Published: 20 January 2014

Abstract

Background

The purposes of this study were to explore whether the maternal-fetal outcomes differed among various types of hyperglycemia during pregnancy and whether the values of glycemic screening in the middle phase of pregnancy could predict maternal-fetal outcomes.

Methods

A retrospective study was conducted to study the incidence of maternal-fetal outcomes in 383 singleton pregnant women with diabetes or gestational diabetes admitted to our hospital from November 2007 to March 2013. Patients were divided into three groups: DM (Type 1 and Type 2 diabetes mellitus) group, mGDM (mild gestational diabetes mellitus) group and sGDM (severe gestational diabetes mellitus) group. Maternal basic characteristics, results of oral glucose tolerance test (OGTT), antenatal random glycemia and maternal-fetal outcomes were collected. Binary logistic regression was used to estimate the association of blood glucose with the maternal-fetal outcomes.

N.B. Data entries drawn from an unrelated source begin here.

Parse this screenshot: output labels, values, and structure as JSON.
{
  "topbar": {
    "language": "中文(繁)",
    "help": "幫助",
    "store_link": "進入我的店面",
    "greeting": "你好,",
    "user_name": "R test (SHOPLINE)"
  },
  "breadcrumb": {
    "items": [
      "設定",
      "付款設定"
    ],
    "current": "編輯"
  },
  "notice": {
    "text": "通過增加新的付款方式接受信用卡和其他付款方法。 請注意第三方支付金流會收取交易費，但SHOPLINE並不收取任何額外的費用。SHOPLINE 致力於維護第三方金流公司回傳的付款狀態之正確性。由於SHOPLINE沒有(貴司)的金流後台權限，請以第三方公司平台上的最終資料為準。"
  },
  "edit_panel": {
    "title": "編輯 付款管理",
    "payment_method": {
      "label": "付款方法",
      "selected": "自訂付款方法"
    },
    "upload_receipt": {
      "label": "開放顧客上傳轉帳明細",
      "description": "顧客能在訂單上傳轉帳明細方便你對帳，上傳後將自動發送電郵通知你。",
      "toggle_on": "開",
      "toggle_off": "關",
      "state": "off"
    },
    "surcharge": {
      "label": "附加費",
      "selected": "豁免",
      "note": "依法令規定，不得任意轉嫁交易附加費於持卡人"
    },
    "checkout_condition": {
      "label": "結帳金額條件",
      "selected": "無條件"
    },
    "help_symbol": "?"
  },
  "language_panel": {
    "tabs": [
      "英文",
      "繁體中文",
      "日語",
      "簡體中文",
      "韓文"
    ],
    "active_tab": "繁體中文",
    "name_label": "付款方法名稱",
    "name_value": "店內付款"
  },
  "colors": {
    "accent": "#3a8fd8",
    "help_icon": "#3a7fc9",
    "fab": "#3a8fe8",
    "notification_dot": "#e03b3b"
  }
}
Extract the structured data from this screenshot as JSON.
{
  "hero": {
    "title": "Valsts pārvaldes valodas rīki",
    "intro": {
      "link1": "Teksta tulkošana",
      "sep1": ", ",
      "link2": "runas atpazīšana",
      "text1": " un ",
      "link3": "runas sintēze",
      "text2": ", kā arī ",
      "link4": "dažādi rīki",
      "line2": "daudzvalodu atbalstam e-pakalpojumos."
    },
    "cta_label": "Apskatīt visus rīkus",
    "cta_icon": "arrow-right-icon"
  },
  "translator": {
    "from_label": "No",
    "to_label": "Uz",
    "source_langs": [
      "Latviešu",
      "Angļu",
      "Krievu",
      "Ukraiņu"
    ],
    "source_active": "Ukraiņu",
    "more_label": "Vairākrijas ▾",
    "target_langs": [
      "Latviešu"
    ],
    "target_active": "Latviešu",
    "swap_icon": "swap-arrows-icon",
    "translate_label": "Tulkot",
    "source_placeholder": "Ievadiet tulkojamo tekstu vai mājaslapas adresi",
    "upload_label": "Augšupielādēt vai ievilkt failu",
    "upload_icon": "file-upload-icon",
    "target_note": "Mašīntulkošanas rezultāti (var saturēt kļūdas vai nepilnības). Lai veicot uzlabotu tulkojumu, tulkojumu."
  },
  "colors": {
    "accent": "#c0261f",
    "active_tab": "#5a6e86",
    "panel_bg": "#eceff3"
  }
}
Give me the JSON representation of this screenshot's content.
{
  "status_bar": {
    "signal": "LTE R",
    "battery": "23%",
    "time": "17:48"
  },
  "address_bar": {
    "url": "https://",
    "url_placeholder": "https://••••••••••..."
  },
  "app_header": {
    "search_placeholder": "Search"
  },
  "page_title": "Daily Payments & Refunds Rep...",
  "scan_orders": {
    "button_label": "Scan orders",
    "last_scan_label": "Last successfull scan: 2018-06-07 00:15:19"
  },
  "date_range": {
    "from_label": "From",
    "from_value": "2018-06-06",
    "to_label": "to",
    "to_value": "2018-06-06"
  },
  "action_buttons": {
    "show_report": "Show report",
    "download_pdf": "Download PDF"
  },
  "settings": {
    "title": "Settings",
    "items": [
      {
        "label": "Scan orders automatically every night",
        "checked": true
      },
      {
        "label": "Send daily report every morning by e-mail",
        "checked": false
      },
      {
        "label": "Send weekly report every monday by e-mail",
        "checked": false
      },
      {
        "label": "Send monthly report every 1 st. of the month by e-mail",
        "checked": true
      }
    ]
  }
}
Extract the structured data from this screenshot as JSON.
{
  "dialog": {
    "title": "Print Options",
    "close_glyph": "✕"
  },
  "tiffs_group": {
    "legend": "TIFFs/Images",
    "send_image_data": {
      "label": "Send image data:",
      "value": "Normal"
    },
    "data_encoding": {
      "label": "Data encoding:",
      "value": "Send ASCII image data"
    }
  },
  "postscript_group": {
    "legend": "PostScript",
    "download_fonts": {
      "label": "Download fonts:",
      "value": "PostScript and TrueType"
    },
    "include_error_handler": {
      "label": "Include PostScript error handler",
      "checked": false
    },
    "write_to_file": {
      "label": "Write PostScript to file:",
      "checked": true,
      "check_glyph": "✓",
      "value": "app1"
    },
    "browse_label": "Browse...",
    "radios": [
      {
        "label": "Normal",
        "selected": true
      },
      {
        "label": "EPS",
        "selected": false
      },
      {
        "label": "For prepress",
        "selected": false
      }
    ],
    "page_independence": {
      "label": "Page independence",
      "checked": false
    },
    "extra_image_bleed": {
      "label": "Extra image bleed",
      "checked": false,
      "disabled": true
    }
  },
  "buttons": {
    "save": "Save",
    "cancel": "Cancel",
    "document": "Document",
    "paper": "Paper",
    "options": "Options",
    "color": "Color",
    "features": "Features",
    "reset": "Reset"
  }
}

Predictive accuracy was assessed by calculating the areas under the receiver operating characteristic curves.

Results

The maternal basic characteristics, maternal complications and neonatal complications did not differ significantly between DM group and sGDM group, except neonatal intensive care units admission (NICU). Incidences of preterm, NICU and preeclampsia were significantly lower in the mGDM group than in the DM and sGDM groups (P < 0.05). After adjusted by confounding factors, the value of OGTT 0 h could predict pregnancy induced hypertension (PIH) (OR = 1.24, 95% CI [1.04 to 1.46], P = 0.015), preterm birth (OR = 1.23, 95% CI [1.03 to 1.47], P = 0.025) and stillbirth (OR = 1.55, 95% CI [1.14 to 2.10], P = 0.005); antenatal random glycemia could predict preterm birth (OR = 1.19, 95% CI [1.08 to 1.31], P < 0.001) and stillbirth (OR = 1.41, 95% CI [1.17 to 1.71], P < 0.001).

Conclusions

Pregnant women in the mGDM group have better outcomes than those in the DM and sGDM groups. The values of OGTT in the middle phase of pregnancy and antenatal random glycemia could predict PIH, preterm birth or stillbirth to some extent.